Adopt A Shelter Cat Month on June, 2020: Advice please : Adopted cat scared of toddler?
June, 2020 is Adopt A Shelter Cat Month 2020. 270 cats need your help Help rescued abandoned kittens and cats. Our costs = 25k per month
Its hard to tell. So many cats and dogs get dropped off at shelters because of toddlers, and the people who leave their small children to terrorize the animals. The animals nip at the children, or become so shy they never come out.
It can take cats up to 6 months to feel comfortable in a new home. So one week is very early, and this behavior isn't unreasonable for a newly adopted cat, with or without toddlers.
There are a few things you can do.
First, give the cat a toddler free zone. You can do this easily by baby fencing off a room, and leaving a gap underneath the fence for the cat to get in and out.
Second, make sure there are a lot of bolt holes for the cat in any room the toddler has access to. It will take a bit of time for the cat to find them, but it will make the cat feel more secure.
Third, get the cat and the toddler to interact. Start by having the child throw treats to the kitty. Keep the two apart. At this stage, you want the cat to realize that the toddler is the keeper of really good food. The only time the cat gets treats is when the toddler is around. Even if your child isn't coordinated enough, you can throw the treats. Give the cat lots of treats when he looks at the child, more if he is willing to sniff a calm, still child's hand.
If the cat likes toys and especially string, sit the child on the bed with an easy to hold toy on string. Teach the child how to fish for cats. This should encourage the cat to come out and play, and your kid to be able to interact with the cat.
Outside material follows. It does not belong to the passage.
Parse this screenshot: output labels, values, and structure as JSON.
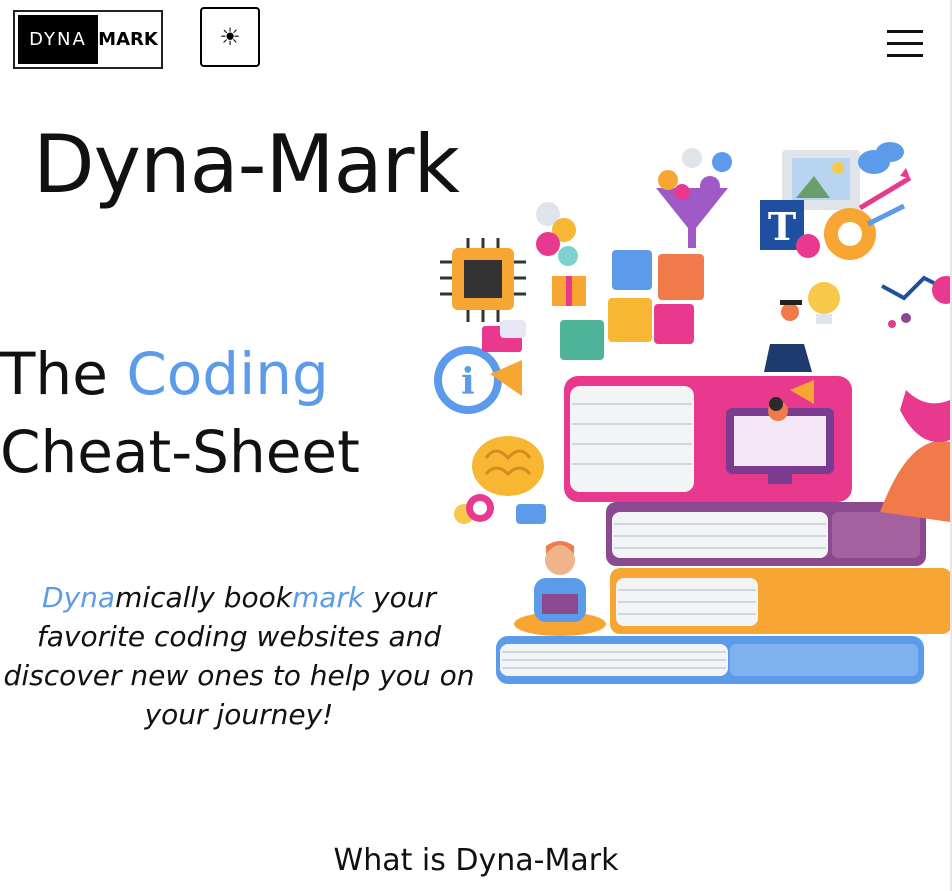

You can also use a basketful of cat toys, and bombard the cat with toys. My cats love this game, and really can't wait for the next toy to be thrown. Again, supervise. Toys never get thrown AT the cat.
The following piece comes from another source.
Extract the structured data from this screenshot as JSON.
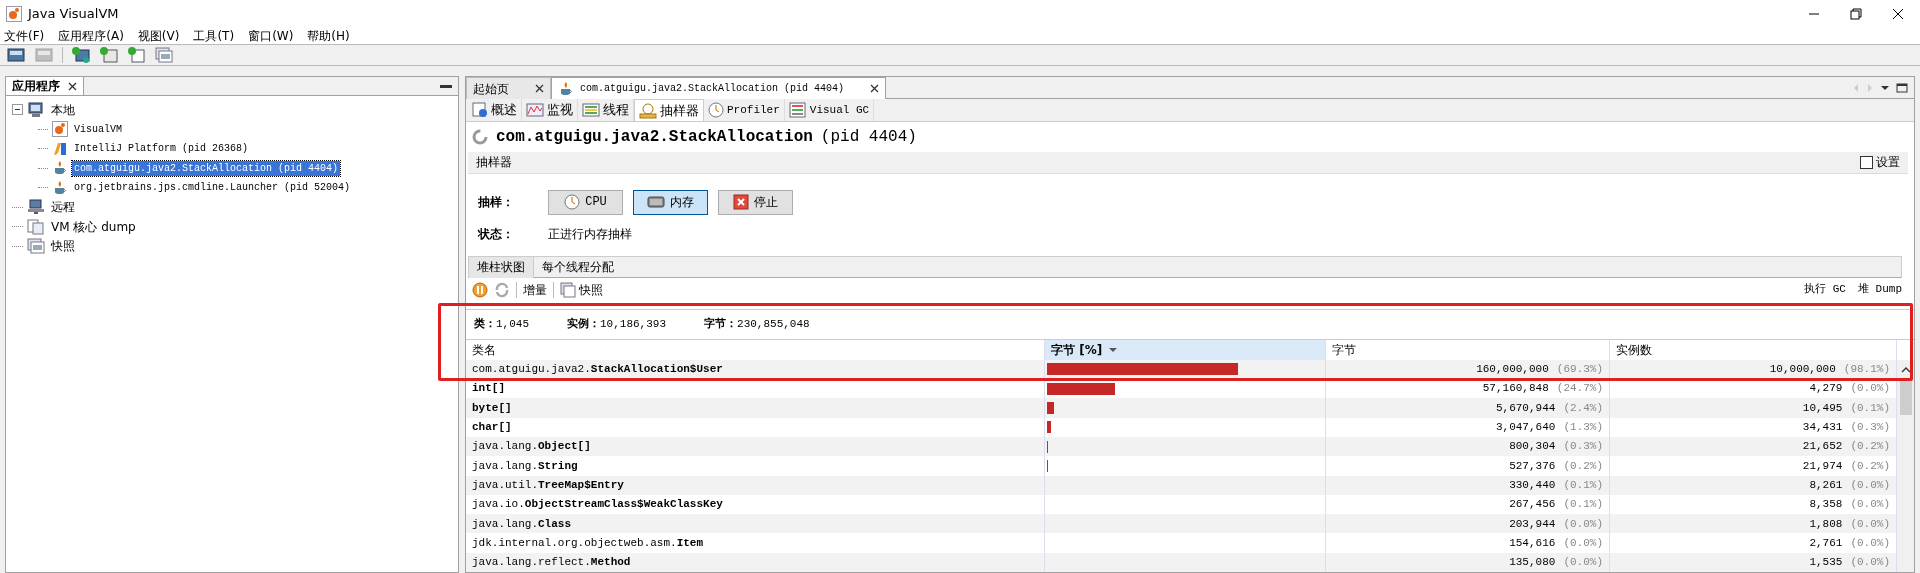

Third, put naptime, story time, any sort of quiet time with the child in the same room as the cat. As you are reading a story, through out the occasional treat, or movement of the string. This will desensitize your cat to the child and get the cat used to the child without the loud noises and crazy movement.
Fourth, get a stuffed cat. When your child starts going after the cat, instead say "wheres [stuffed cat]" Make a big deal when the toddler is appropriate with the stuffed cat. Not only does your kid learn right behavior, it give him a focus besides the cat.
Fifth, never ever leave your cat and your toddler alone together, especially with a new cat that you don't know. This not only protects your child, but it protects the cat. Letting the two alone means your child might learn to hurt the cat when you are not around to stop it the first time, and that if the cat reacts badly, you know exactly what happened.
Toddlers are much smarter than they appear. Your son will learn control if he wants to play with the cat, and it will happen sooner, rather than later. Also, cats, even super friendly cats, might never have seen a toddler before. Give it time, be cautious, and keep things safe for both the cat and the son. I suspect this time next year, you'll have a son and cat who are inseparable.
June is "adopt a shelter cat" month?
I work as a cat socializer twice a week. So I'll continue to do that, but with a little extra love. :)
adopting a cat?
Adopting a kitten is a huge responsibility, and it may be that your mum doesnt think you have the time or money to take care of a kitten just yet. A shelter will normally have to have parent consent (will not allow anyone under 18 to adopt), and ensure you have a suitable household etc to adopt. Remember, while kittens are cute, they are like little kids - they will chew, poo, pee, rip up everything, get under your feet and cost a lot of money (you need to keep up-to-date vaccinations, worming, flea-treatment, food, toys, litter, scratching post etc etc). Your mum probably see's this aspect rather than the "cute kitten" aspect.
I used to work in the cat shelter, during kitten season and I have seen MANY kittens and many people wanting to adopt them. I also have three of my own, so I can tell you first hand they're not all cute and fluffy. A kitten will need someone to play with it when you're at school, or they get bored and become destructive. They also need to be fed 3-4 times per day for the first couple of months.
If you are still keen to get a kitten, you can take your mum into the shelter, speak to the adoption officer and show that you can be a responsible pet owner. Mums will always hear "oh, but mum I WILL take care of her, I promise" and most of the time its the parents that take care of the pet... That's not to say you will do this, but you have to look at your mothers persective, and this may help you convince her that you are responsible enough!
As an alternative, try looking at the adult cats, or older kittens (over 6 mths) - these guys desperately need homes, as everyone goes straight for the kittens, and you don't have to go through the painful kitten stage.
I would recommend going in together and speaking with the adoption officer - your mum will see how keen you are and understand the implications and costs - and it will also help you determine if you can provide the perfect home for this kitten.
I hope this helps and good luck - whatever cat you do decide to get, even in the future, they are well worth all the effort and money (though at times I do questions this lol!)!